While those numbers do remain eerily similar, Drew hits for more power, and his slightly lower batting average is more than compensated for by his far superiorOBP, slugging percentage, and OPS.
So we can give Drew the green light at the dish.
The main difference here is Player B’s stolen base numbers. While clearly Drew doesn’t get it done in the burglary department, Player B ran himself into an average of 11 extra outs per season while amassing his incredible stolen base numbers. So he’s actually on base less than his .349 average would suggest, but that’s besides the point.

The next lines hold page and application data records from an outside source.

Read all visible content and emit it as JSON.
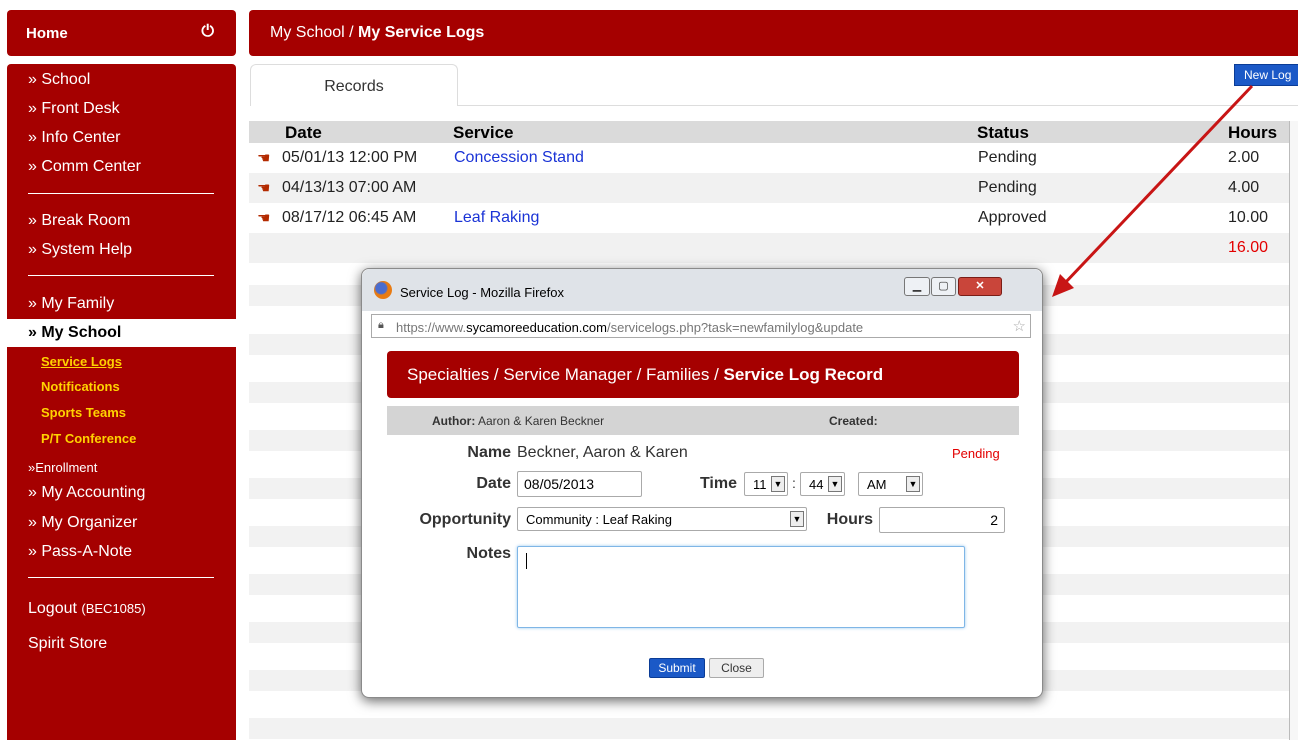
{
  "sidebar": {
    "home_label": "Home",
    "items": {
      "school": "» School",
      "front_desk": "» Front Desk",
      "info_center": "» Info Center",
      "comm_center": "» Comm Center",
      "break_room": "» Break Room",
      "system_help": "» System Help",
      "my_family": "» My Family",
      "my_school": "» My School",
      "service_logs": "Service Logs",
      "notifications": "Notifications",
      "sports_teams": "Sports Teams",
      "pt_conference": "P/T Conference",
      "enrollment": "»Enrollment",
      "my_accounting": "» My Accounting",
      "my_organizer": "» My Organizer",
      "pass_a_note": "» Pass-A-Note",
      "logout": "Logout",
      "user_code": "(BEC1085)",
      "spirit_store": "Spirit Store"
    }
  },
  "header": {
    "crumb_parent": "My School / ",
    "crumb_current": "My Service Logs"
  },
  "tabs": {
    "records": "Records"
  },
  "new_log_label": "New Log",
  "table": {
    "headers": {
      "date": "Date",
      "service": "Service",
      "status": "Status",
      "hours": "Hours"
    },
    "rows": [
      {
        "date": "05/01/13 12:00 PM",
        "service": "Concession Stand",
        "status": "Pending",
        "hours": "2.00"
      },
      {
        "date": "04/13/13 07:00 AM",
        "service": "",
        "status": "Pending",
        "hours": "4.00"
      },
      {
        "date": "08/17/12 06:45 AM",
        "service": "Leaf Raking",
        "status": "Approved",
        "hours": "10.00"
      }
    ],
    "total_hours": "16.00"
  },
  "popup": {
    "window_title": "Service Log - Mozilla Firefox",
    "url_prefix": "https://www.",
    "url_domain": "sycamoreeducation.com",
    "url_path": "/servicelogs.php?task=newfamilylog&update",
    "crumb_parent": "Specialties / Service Manager / Families / ",
    "crumb_current": "Service Log Record",
    "author_label": "Author:",
    "author_value": "Aaron & Karen Beckner",
    "created_label": "Created:",
    "name_label": "Name",
    "name_value": "Beckner, Aaron & Karen",
    "status_value": "Pending",
    "date_label": "Date",
    "date_value": "08/05/2013",
    "time_label": "Time",
    "hour_value": "11",
    "minute_value": "44",
    "ampm_value": "AM",
    "opportunity_label": "Opportunity",
    "opportunity_value": "Community : Leaf Raking",
    "hours_label": "Hours",
    "hours_value": "2",
    "notes_label": "Notes",
    "submit_label": "Submit",
    "close_label": "Close"
  },
  "colors": {
    "brand_red": "#a50000",
    "link_blue": "#1a33d6",
    "accent_yellow": "#ffd200",
    "total_red": "#e30000",
    "button_blue": "#1b59c7"
  }
}
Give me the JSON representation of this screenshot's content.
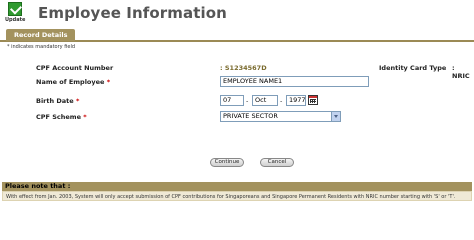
{
  "header": {
    "update_icon_label": "Update",
    "title": "Employee Information"
  },
  "tab": {
    "label": "Record Details"
  },
  "mandatory_note": "* indicates mandatory field",
  "fields": {
    "cpf_account": {
      "label": "CPF Account Number",
      "value": ": S1234567D"
    },
    "identity_card": {
      "label": "Identity Card Type",
      "value": ": NRIC"
    },
    "employee_name": {
      "label": "Name of Employee",
      "required_marker": "*",
      "value": "EMPLOYEE NAME1"
    },
    "birth_date": {
      "label": "Birth Date",
      "required_marker": "*",
      "day": "07",
      "month": "Oct",
      "year": "1977",
      "separator": "-"
    },
    "cpf_scheme": {
      "label": "CPF Scheme",
      "required_marker": "*",
      "selected": "PRIVATE SECTOR"
    }
  },
  "buttons": {
    "continue": "Continue",
    "cancel": "Cancel"
  },
  "notice": {
    "heading": "Please note that :",
    "text": "With effect from Jan. 2003, System will only accept submission of CPF contributions for Singaporeans and Singapore Permanent Residents with NRIC number starting with 'S' or 'T'."
  },
  "colors": {
    "accent": "#a3925e",
    "cpf_value": "#7a6b2e",
    "required": "#cc0000",
    "notice_bg": "#efe9d6"
  },
  "icons": {
    "update": "update-check-icon",
    "calendar": "calendar-icon",
    "dropdown": "chevron-down-icon"
  }
}
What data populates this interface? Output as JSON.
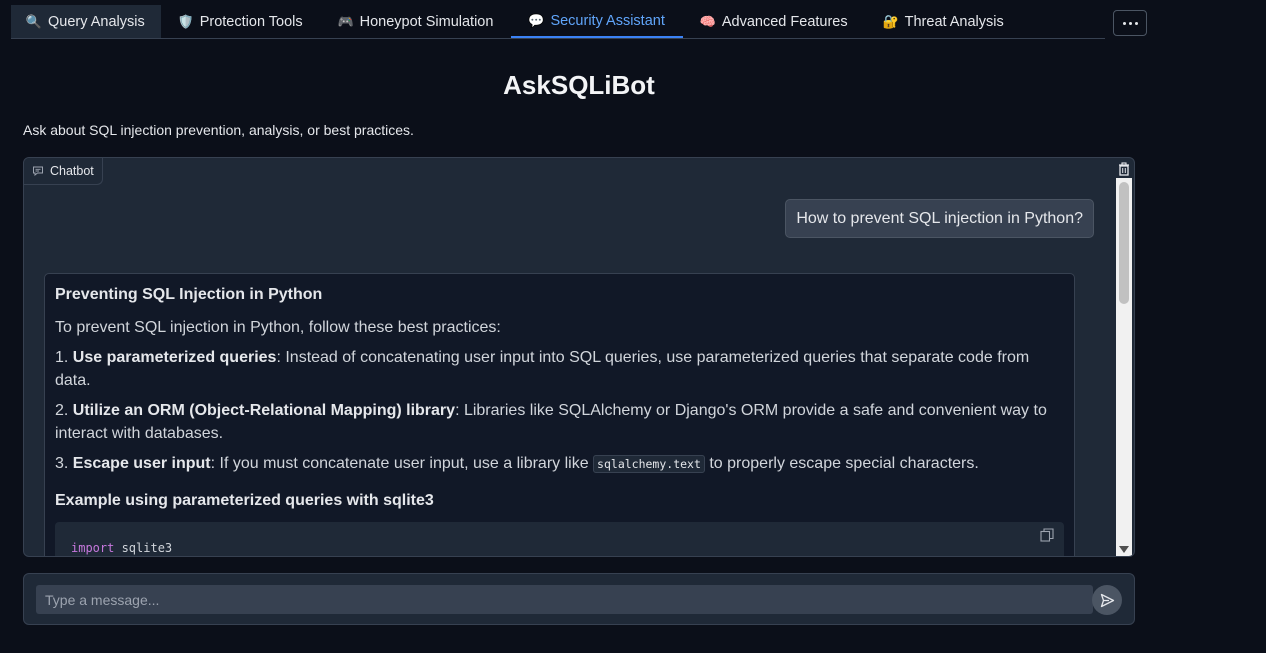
{
  "tabs": [
    {
      "icon": "🔍",
      "icon_name": "magnifier-icon",
      "label": "Query Analysis"
    },
    {
      "icon": "🛡️",
      "icon_name": "shield-icon",
      "label": "Protection Tools"
    },
    {
      "icon": "🎮",
      "icon_name": "game-controller-icon",
      "label": "Honeypot Simulation"
    },
    {
      "icon": "💬",
      "icon_name": "speech-bubble-icon",
      "label": "Security Assistant",
      "active": true
    },
    {
      "icon": "🧠",
      "icon_name": "brain-icon",
      "label": "Advanced Features"
    },
    {
      "icon": "🔐",
      "icon_name": "lock-icon",
      "label": "Threat Analysis"
    }
  ],
  "header": {
    "title": "AskSQLiBot",
    "description": "Ask about SQL injection prevention, analysis, or best practices."
  },
  "chatbot": {
    "label": "Chatbot",
    "user_message": "How to prevent SQL injection in Python?",
    "bot_message": {
      "heading": "Preventing SQL Injection in Python",
      "intro": "To prevent SQL injection in Python, follow these best practices:",
      "items": [
        {
          "num": "1.",
          "bold": "Use parameterized queries",
          "text": ": Instead of concatenating user input into SQL queries, use parameterized queries that separate code from data."
        },
        {
          "num": "2.",
          "bold": "Utilize an ORM (Object-Relational Mapping) library",
          "text": ": Libraries like SQLAlchemy or Django's ORM provide a safe and convenient way to interact with databases."
        },
        {
          "num": "3.",
          "bold": "Escape user input",
          "text_before": ": If you must concatenate user input, use a library like ",
          "code": "sqlalchemy.text",
          "text_after": " to properly escape special characters."
        }
      ],
      "example_heading": "Example using parameterized queries with sqlite3",
      "code_keyword": "import",
      "code_rest": " sqlite3"
    }
  },
  "input": {
    "placeholder": "Type a message..."
  },
  "colors": {
    "background": "#0b0f19",
    "panel": "#1f2937",
    "accent": "#3b82f6"
  }
}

Player B steals the base running without a throw.
Now to these two players’ zone rating last season. In right, Drew’s zone rating was good for fourth amongst AL rightfielders, while in left, Carl Crawford’s….er Player B’s (Sorry, ruined the surprise) zone rating of 10.935 was good for dead last in the ENTIRE MLB. Sure, zone rating might not be the be-all-end-all when judging how well a player fields his position (oh by the way, this is the same stat that landed Jacoby left with his “average” centerfield play last season). Based on the eye test, you’d probably go with Crawford, but the numbers don’t lie.
Drew catches fielding, can of corn.
So for those of you keeping track at home, Drew over the past three seasons has been a better outfielder than Carl Crawford. Yeah, thats right, I said it. The same Carl Crawford that George Steinbrenner will make a very rich man next offseason.
When Drew’s contract expires after next season, few will cry to extend him, many will actually be happy to see him leave, but in the end, after all the looking third strikes and infuriating at bats, his impressive numbers always seem to accumulate, and they will continue well after he’s moved on from Boston.
Theo’s opinion on Drew may seem a bit exaggerated and loyalty-driven, but all things considered, you can at least throw J.D. Drew in the conversation as one of the best all-around outfielders in the AL.